Cognitive behavioural therapy, mental and physical relaxation can reduce stress (Cochrane 2015). Talking therapy will help you understand your thought patterns and recognise your triggers. Write down a list of your triggers to understand what aggravates your stress. Understand your stress responses, do you experience headaches, high blood pressure and poor memory. Furthermore do you feel depressed, have digestive problems and put on weight. Write down things you can and cannot control. For the things you cannot control cross them off the list as there is no point worrying about them. Focus your energy and efforts on things you can control. When we are stressed, we can get caught up in unrealistic thoughts that stress us out even more. Therefore make a list of your unrealistic thoughts that in retrospect are simply not true. You then have the ability to change your thoughts to become realistic.

Stress Reduction Activities

Having activities that help relax the mind and body is very important. Find an activity that you enjoy as you are more likely to keep it going. Pilates, Tai chi and yoga are good examples of low impact exercise working on the mind-body connection. Dancing is another great form of exercise. Box breathing exercises, listening to relaxation music and prayer (if you are religious). There are lots of self care apps to help reduce your stress (Stress Tracker and Breathe2Relax).

Lifestyle Changes to Help to Reduce Stress Levels 

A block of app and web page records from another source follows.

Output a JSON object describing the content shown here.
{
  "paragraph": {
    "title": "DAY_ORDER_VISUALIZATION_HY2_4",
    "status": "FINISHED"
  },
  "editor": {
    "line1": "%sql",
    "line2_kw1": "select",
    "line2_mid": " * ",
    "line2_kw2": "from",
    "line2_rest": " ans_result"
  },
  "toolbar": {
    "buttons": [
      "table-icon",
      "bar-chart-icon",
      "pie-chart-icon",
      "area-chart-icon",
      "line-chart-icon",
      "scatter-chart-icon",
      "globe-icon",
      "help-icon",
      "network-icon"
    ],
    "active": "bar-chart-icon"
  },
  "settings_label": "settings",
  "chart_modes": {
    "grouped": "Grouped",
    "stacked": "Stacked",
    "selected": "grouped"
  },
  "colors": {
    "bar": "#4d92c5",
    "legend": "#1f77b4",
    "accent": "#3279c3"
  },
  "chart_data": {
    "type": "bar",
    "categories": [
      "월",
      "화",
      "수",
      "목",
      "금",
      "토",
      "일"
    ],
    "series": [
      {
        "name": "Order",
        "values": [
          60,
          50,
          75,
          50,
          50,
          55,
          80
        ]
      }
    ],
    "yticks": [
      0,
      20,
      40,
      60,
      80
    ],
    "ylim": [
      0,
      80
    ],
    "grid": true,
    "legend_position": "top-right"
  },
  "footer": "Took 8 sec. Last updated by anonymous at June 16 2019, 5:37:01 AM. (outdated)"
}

Look at your current lifestyle and identify your stress triggers. This will be the first step in order to make positive stress reduction changes. Top tips of finding time for relaxation and spending quality time with your friends to share your worries and laugh. There is evidence that changing work schedules may lead to a reduction of stress (Cochrane 2015). Therefore finding balance in your life with a good work life balance would be good idea. So ensure you get enough sleep, be active with regular walks or exercise and eat healthily. Find a support network with friends or local MINDsupport group (MIND 2020).


NHS Choices (2020)

Cochrane library (2015) Preventing occupational stress in healthcare workers

MIND (2020) Stress

Can Osteopathy Help to Reduce Stress Levels

Yes Osteopath should be a therapeutic calming experience and we aim to achieve a life balance to reduce any stress levels.

Can Pilates Help to Reduce Stress Levels

Yes low impact Pilates is great for reducing stress levels along with improving your physical strength and confidence.

Could A Change Of Diet Help to Reduce Stress Levels

Cortisol and blood glucose have an intimate relationship. When you are stressed cortisol mobilises glucose into your bloodstream. Caffeine, drugs and alcohol amplify your sympathetic nervous system and therefore produces further cortisol production. We can tailor a nutritional plan tailored for individual needs and help to reduce stress levels.

First Published Wellthy Clinic Blog